_Brief_
Read through the data and report every line in which the word "Document" occurs.

_Data listing_
────
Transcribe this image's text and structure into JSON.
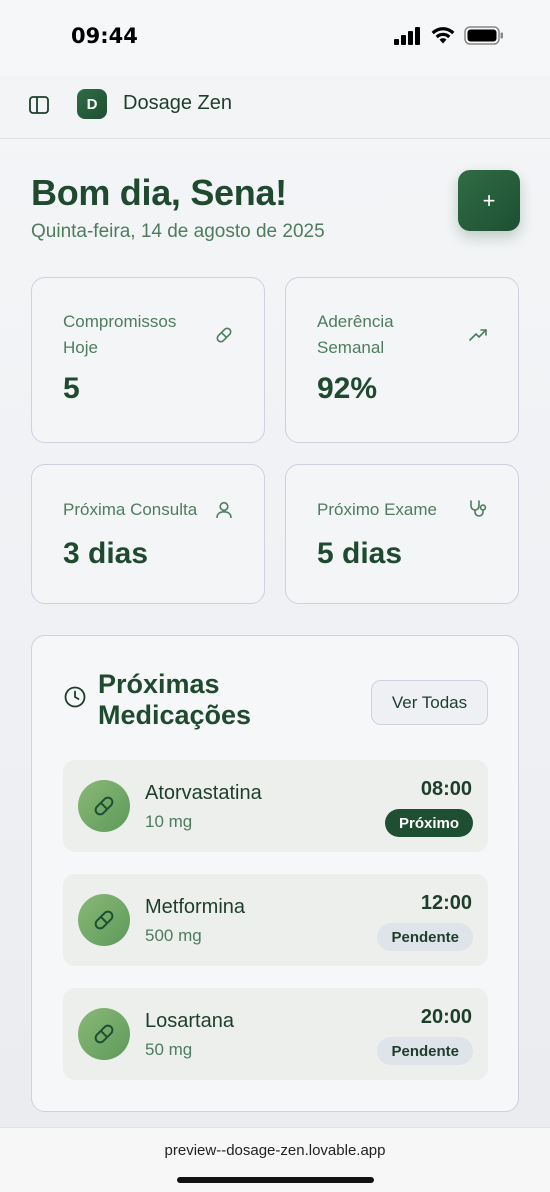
{
  "status_bar": {
    "time": "09:44"
  },
  "header": {
    "logo_letter": "D",
    "app_name": "Dosage Zen"
  },
  "greeting": {
    "title": "Bom dia, Sena!",
    "date": "Quinta-feira, 14 de agosto de 2025",
    "add_label": "+"
  },
  "stats": [
    {
      "label": "Compromissos Hoje",
      "value": "5",
      "icon": "pill-icon"
    },
    {
      "label": "Aderência Semanal",
      "value": "92%",
      "icon": "trending-up-icon"
    },
    {
      "label": "Próxima Consulta",
      "value": "3 dias",
      "icon": "user-icon"
    },
    {
      "label": "Próximo Exame",
      "value": "5 dias",
      "icon": "stethoscope-icon"
    }
  ],
  "medications": {
    "title": "Próximas Medicações",
    "view_all_label": "Ver Todas",
    "items": [
      {
        "name": "Atorvastatina",
        "dose": "10 mg",
        "time": "08:00",
        "status": "Próximo"
      },
      {
        "name": "Metformina",
        "dose": "500 mg",
        "time": "12:00",
        "status": "Pendente"
      },
      {
        "name": "Losartana",
        "dose": "50 mg",
        "time": "20:00",
        "status": "Pendente"
      }
    ]
  },
  "browser": {
    "url": "preview--dosage-zen.lovable.app"
  },
  "colors": {
    "primary": "#1e4f32",
    "accent_text": "#4f7c5f",
    "pill_green": "#6fa565",
    "pending_badge": "#dfe3ea"
  }
}
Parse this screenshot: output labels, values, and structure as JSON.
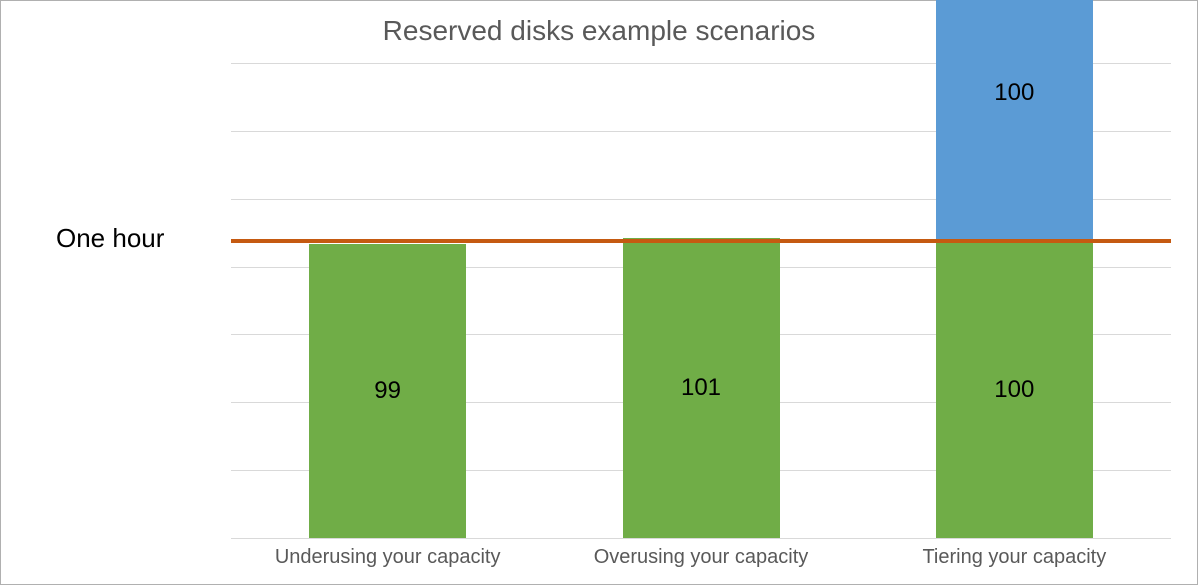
{
  "title": "Reserved disks example scenarios",
  "reference_line": {
    "label": "One hour",
    "value": 100
  },
  "colors": {
    "green": "#70ad47",
    "blue": "#5b9bd5",
    "reference": "#c55a11",
    "grid": "#d9d9d9",
    "title_text": "#595959",
    "axis_text": "#595959"
  },
  "chart_data": {
    "type": "bar",
    "title": "Reserved disks example scenarios",
    "xlabel": "",
    "ylabel": "",
    "ylim": [
      0,
      160
    ],
    "categories": [
      "Underusing your capacity",
      "Overusing your capacity",
      "Tiering your capacity"
    ],
    "series": [
      {
        "name": "green",
        "values": [
          99,
          101,
          100
        ]
      },
      {
        "name": "blue",
        "values": [
          0,
          0,
          100
        ]
      }
    ],
    "stacked": [
      [
        {
          "value": 99,
          "label": "99",
          "series": "green"
        }
      ],
      [
        {
          "value": 101,
          "label": "101",
          "series": "green"
        }
      ],
      [
        {
          "value": 100,
          "label": "100",
          "series": "green"
        },
        {
          "value": 100,
          "label": "100",
          "series": "blue"
        }
      ]
    ],
    "stacked_totals": [
      99,
      101,
      200
    ],
    "reference": {
      "label": "One hour",
      "value": 100
    },
    "gridlines_count": 8
  }
}
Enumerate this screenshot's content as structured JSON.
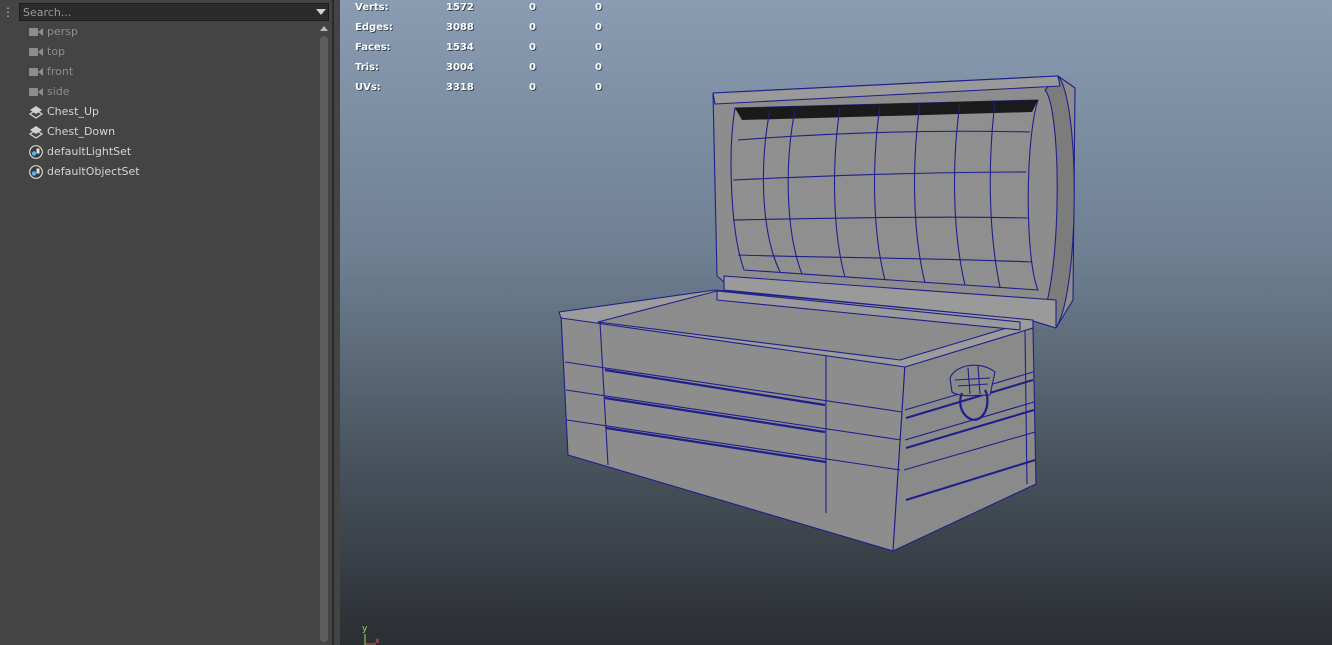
{
  "outliner": {
    "search_placeholder": "Search...",
    "items": [
      {
        "label": "persp",
        "icon": "camera-icon",
        "type": "camera"
      },
      {
        "label": "top",
        "icon": "camera-icon",
        "type": "camera"
      },
      {
        "label": "front",
        "icon": "camera-icon",
        "type": "camera"
      },
      {
        "label": "side",
        "icon": "camera-icon",
        "type": "camera"
      },
      {
        "label": "Chest_Up",
        "icon": "transform-icon",
        "type": "geometry"
      },
      {
        "label": "Chest_Down",
        "icon": "transform-icon",
        "type": "geometry"
      },
      {
        "label": "defaultLightSet",
        "icon": "set-icon",
        "type": "set"
      },
      {
        "label": "defaultObjectSet",
        "icon": "set-icon",
        "type": "set"
      }
    ]
  },
  "viewport": {
    "hud": [
      {
        "label": "Verts:",
        "v1": "1572",
        "v2": "0",
        "v3": "0"
      },
      {
        "label": "Edges:",
        "v1": "3088",
        "v2": "0",
        "v3": "0"
      },
      {
        "label": "Faces:",
        "v1": "1534",
        "v2": "0",
        "v3": "0"
      },
      {
        "label": "Tris:",
        "v1": "3004",
        "v2": "0",
        "v3": "0"
      },
      {
        "label": "UVs:",
        "v1": "3318",
        "v2": "0",
        "v3": "0"
      }
    ],
    "axis": {
      "y": "y",
      "x": "x"
    },
    "wire_color": "#1f1f8a",
    "gradient_top": "#8a9cb2",
    "gradient_bottom": "#2b2e32"
  }
}
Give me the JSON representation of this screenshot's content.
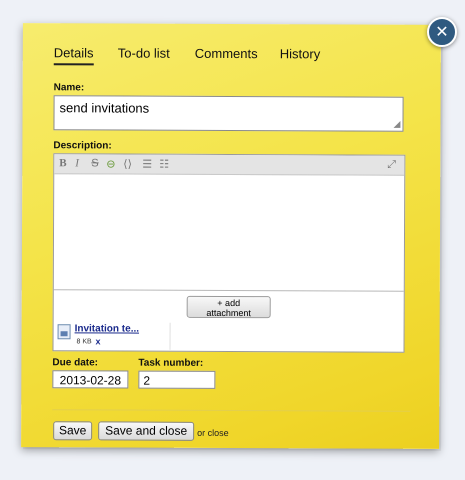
{
  "dialog": {
    "close_icon": "close-icon"
  },
  "tabs": [
    {
      "label": "Details",
      "active": true
    },
    {
      "label": "To-do list",
      "active": false
    },
    {
      "label": "Comments",
      "active": false
    },
    {
      "label": "History",
      "active": false
    }
  ],
  "form": {
    "name_label": "Name:",
    "name_value": "send invitations",
    "description_label": "Description:",
    "description_value": "",
    "toolbar": [
      "bold-icon",
      "italic-icon",
      "strikethrough-icon",
      "link-icon",
      "code-icon",
      "bulleted-list-icon",
      "numbered-list-icon",
      "fullscreen-icon"
    ],
    "add_attachment_label_1": "+ add",
    "add_attachment_label_2": "attachment",
    "attachment": {
      "name": "Invitation te...",
      "size": "8 KB",
      "remove": "x"
    },
    "due_date_label": "Due date:",
    "due_date_value": "2013-02-28",
    "task_number_label": "Task number:",
    "task_number_value": "2"
  },
  "footer": {
    "save_label": "Save",
    "save_close_label": "Save and close",
    "or_text": "or",
    "close_link": "close"
  },
  "colors": {
    "note_yellow": "#f4e44a",
    "close_button": "#2f5a80",
    "link_blue": "#1a2a8c"
  }
}
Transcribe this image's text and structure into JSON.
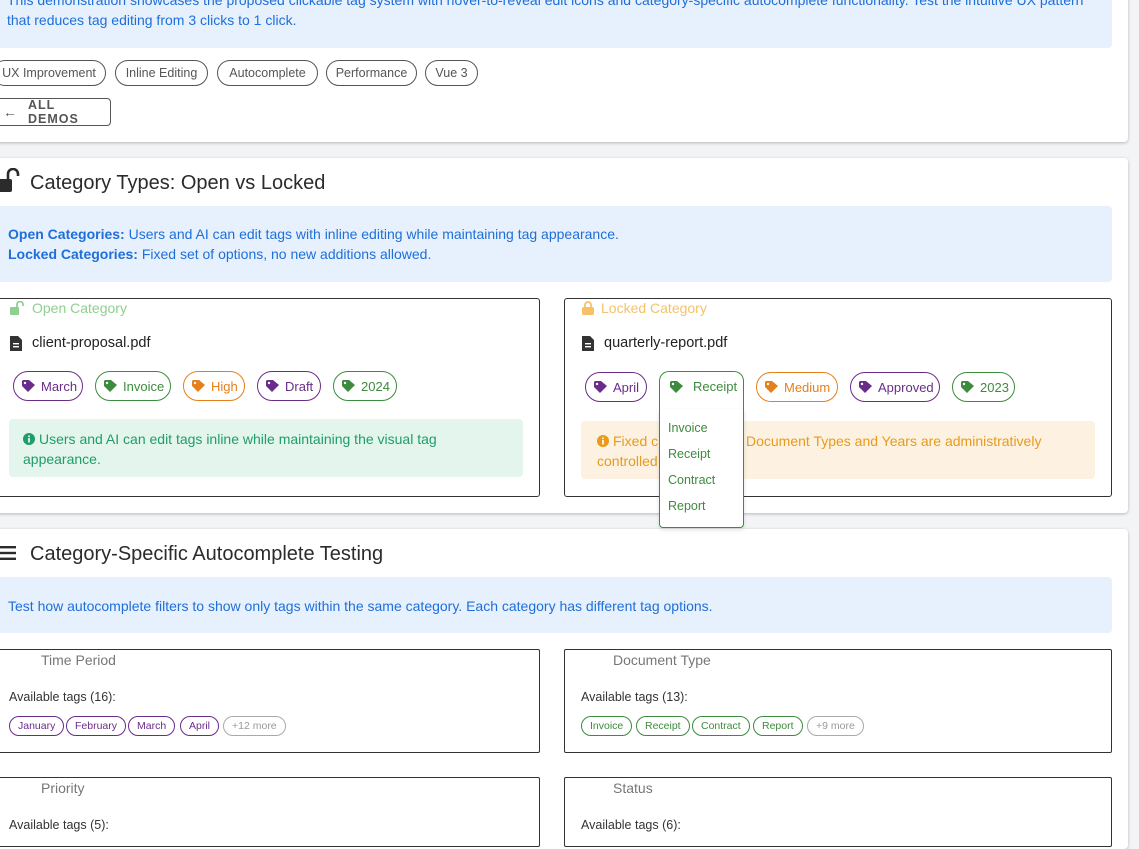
{
  "intro": {
    "text": "This demonstration showcases the proposed clickable tag system with hover-to-reveal edit icons and category-specific autocomplete functionality. Test the intuitive UX pattern that reduces tag editing from 3 clicks to 1 click.",
    "chips": [
      "UX Improvement",
      "Inline Editing",
      "Autocomplete",
      "Performance",
      "Vue 3"
    ],
    "all_demos_label": "ALL DEMOS"
  },
  "category_types": {
    "title": "Category Types: Open vs Locked",
    "open_label": "Open Categories:",
    "open_desc": "Users and AI can edit tags with inline editing while maintaining tag appearance.",
    "locked_label": "Locked Categories:",
    "locked_desc": "Fixed set of options, no new additions allowed.",
    "open_panel": {
      "header": "Open Category",
      "filename": "client-proposal.pdf",
      "tags": [
        {
          "label": "March",
          "color": "purple"
        },
        {
          "label": "Invoice",
          "color": "green"
        },
        {
          "label": "High",
          "color": "orange"
        },
        {
          "label": "Draft",
          "color": "purple"
        },
        {
          "label": "2024",
          "color": "green"
        }
      ],
      "note": "Users and AI can edit tags inline while maintaining the visual tag appearance."
    },
    "locked_panel": {
      "header": "Locked Category",
      "filename": "quarterly-report.pdf",
      "tags": [
        {
          "label": "April",
          "color": "purple"
        },
        {
          "label": "Receipt",
          "color": "green"
        },
        {
          "label": "Medium",
          "color": "orange"
        },
        {
          "label": "Approved",
          "color": "purple"
        },
        {
          "label": "2023",
          "color": "green"
        }
      ],
      "note_part1": "Fixed c",
      "note_part2": "Document Types and Years are administratively",
      "note_line2": "controlled",
      "dropdown_options": [
        "Invoice",
        "Receipt",
        "Contract",
        "Report"
      ]
    }
  },
  "autocomplete": {
    "title": "Category-Specific Autocomplete Testing",
    "desc": "Test how autocomplete filters to show only tags within the same category. Each category has different tag options.",
    "categories": [
      {
        "name": "Time Period",
        "available": "Available tags (16):",
        "tags": [
          "January",
          "February",
          "March",
          "April"
        ],
        "more": "+12 more",
        "color": "purple"
      },
      {
        "name": "Document Type",
        "available": "Available tags (13):",
        "tags": [
          "Invoice",
          "Receipt",
          "Contract",
          "Report"
        ],
        "more": "+9 more",
        "color": "green"
      },
      {
        "name": "Priority",
        "available": "Available tags (5):"
      },
      {
        "name": "Status",
        "available": "Available tags (6):"
      }
    ]
  },
  "colors": {
    "purple": "#6a2c8a",
    "green": "#3d8b3d",
    "orange": "#e6801a",
    "blue": "#1e6fd9"
  }
}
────
_Task answer_
      "note_part2": "Document Types and Years are administratively",
        "name": "Document Type",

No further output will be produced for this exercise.